     [See the commentary on Mosiah 20:5 and on Mosiah 23:25-35]


Geographical Theory Map: Mosiah 21:23; 1:1--8:4 Ammon and 15 Men Travel to Lehi-Nephi (Year 480)

Mosiah 21:23; 1:1--8: 4 Ammon and 15 men travel to Lehi-Lehi (Illustration)

Mosiah 21 23 11 8-4 Ammon and 16 men travel to Lehi-Nephi (Illustration) Search for Land of Nephi

Mosiah 21 25 43 Men hs been sent to find Zarahemla (Illustration) Limhi Expedition

Mosiah 22 1 13 Mosiah and Limhi Escape from Lehi-Nephi to Zarahemla (Illustration) proposed route from Nephi to Zarahemla.

Mosiah 21:25: 43 Men had been sent to find Zarahemla. (Illustration): Journeys indicating distances [John L.Sorenson].


Mosiah 21:23 Supposing Them to Be Priests of Noah:


     If the people of Limhi were "supposing" that Ammon and his brethren were priests of Noah (Mosiah 21:23), then presumably enough time had elapsed that either young people had grown up not knowing about the priests or the priests had grown older and thus were not recognizable, or both. It is not clear whether Limhi himself immediately knew that Ammon and his brethren were not the priests of Noah when they were first brought before him, or whether the realization of that fact came to him because of their story that they were sent from the land of Zarahemla. According to the chronology in Appendix A, about 18 years had elapsed since the death of King Noah and the flight of his priests. [Alan C. Miner, Personal Notes]


Mosiah 21:25 King Limhi Had Sent . . . a Small Number of Men to Search for the Land of Zarahemla:


     [See the commentary on Mosiah 8:7]


Geographical Theory Map: Mosiah 21:25; 8:7 43 Men Had Been Sent to Find Zarahemla (Year 479-480)


Mosiah 21:26 Dry Bones:


     The Limhi Expedition found "dry bones" which covered the land through which they traveled, obviously of a people "which had been destroyed" (Mosiah 21:26). For how many years would bones "as numerous as the hosts of Israel" (Mosiah 8:8) be preserved in a humid climate such as exists along the Veracruz and Tabasco coasts of the Gulf of Mexico (the proposed lands of the Jaredites)? How many years would "dry bones" continue to cover the land -- 50 years? 100 years? 200 years? 400 years? [Alan C. Miner, Personal Notes] [See Appendix A]


Mosiah 21:28 King Mosiah [Benjamin] Had a Gift from God, Whereby He could Interpret Such Engravings:


     [See the commentary on Ether 4:1]


Mosiah 21:33 There Was None in the Land That Had Authority from God. And Ammon Declined Doing This Thing, Considering Himself an Unworthy Servant:

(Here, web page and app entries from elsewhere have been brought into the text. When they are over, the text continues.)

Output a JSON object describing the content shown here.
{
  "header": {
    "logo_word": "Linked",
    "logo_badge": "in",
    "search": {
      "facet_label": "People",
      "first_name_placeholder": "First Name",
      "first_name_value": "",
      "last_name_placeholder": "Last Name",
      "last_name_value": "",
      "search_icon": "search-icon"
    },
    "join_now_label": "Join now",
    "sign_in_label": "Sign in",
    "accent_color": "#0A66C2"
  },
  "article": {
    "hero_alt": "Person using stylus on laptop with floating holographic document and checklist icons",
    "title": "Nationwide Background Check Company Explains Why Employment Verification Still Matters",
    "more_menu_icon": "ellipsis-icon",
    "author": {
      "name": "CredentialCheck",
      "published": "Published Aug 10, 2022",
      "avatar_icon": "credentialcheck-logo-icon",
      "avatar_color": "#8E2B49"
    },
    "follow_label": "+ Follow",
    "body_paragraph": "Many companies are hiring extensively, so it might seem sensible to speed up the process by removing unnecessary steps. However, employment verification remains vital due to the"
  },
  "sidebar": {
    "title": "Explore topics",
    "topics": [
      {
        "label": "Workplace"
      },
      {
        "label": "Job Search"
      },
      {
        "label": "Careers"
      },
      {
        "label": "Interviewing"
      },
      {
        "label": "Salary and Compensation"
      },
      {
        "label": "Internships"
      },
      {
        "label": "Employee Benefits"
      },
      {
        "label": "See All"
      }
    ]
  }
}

     After the arrival of Ammon we find in Mosiah 21:32-33 that king Limhi and many of his people had "entered into a covenant with God" and "were desirous to be baptized; but there was none in the land that had authority from God." Furthermore, "Ammon declined doing this thing, considering himself an unworthy servant." One might ask, What was going on?

     According to Monte Nyman, Ammon's reasons for feeling unworthy are not specified. Perhaps Mosiah chose Ammon and his companions after Mosiah had been teased to the point of weariness. (Mosiah 7:1) Though they felt themselves unworthy to baptize, they were indeed capable of leading the people back to Zarahemla. The Lord uses people according to their abilities. Another possibility is that Ammon was worthy but the Lord inspired him to decline lest the captive Nephites lose their incentive to return following their baptism. [Monte S. Nyman, "Bondage and Deliverance," in Studies in Scripture: Book of Mormon, Part 1, p. 266]

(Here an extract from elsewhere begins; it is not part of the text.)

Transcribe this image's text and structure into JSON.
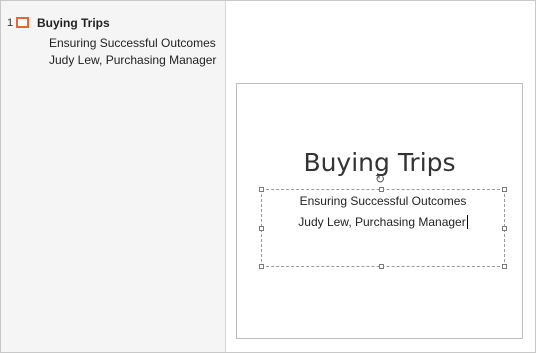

Mosiah 21:35 An Account of Their Baptism Shall Be Given Hereafter:


     According to John Tvedtnes, an author may promise in the course of writing to return to a subject later to supply further details. Actually keeping such a promise can prove difficult. Even with modern writing aids, memory can betray a person into failing to tuck in the corners of plot or information. Mormon, the editor of much of the Book of Mormon as we have it, made these types of promises at least seven times. In each case, he or his son Moroni followed through perfectly.

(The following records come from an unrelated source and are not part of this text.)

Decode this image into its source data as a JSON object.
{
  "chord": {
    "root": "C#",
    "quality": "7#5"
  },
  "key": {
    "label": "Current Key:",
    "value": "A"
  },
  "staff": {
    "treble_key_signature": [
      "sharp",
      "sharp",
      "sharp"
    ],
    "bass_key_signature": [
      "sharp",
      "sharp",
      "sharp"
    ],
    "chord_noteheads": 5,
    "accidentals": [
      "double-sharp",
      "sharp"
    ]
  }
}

     Mormon speaks in Mosiah 21:35 of Limhi's people, saying that "an account of their baptism shall be given hereafter." Almost a hundred verses follow before he recounts the performance of that ordinance (see Mosiah 25:17-18). [John A. Tvedtnes, "Mormon's Editorial Promises," in Rediscovering the Book of Mormon, p. 29]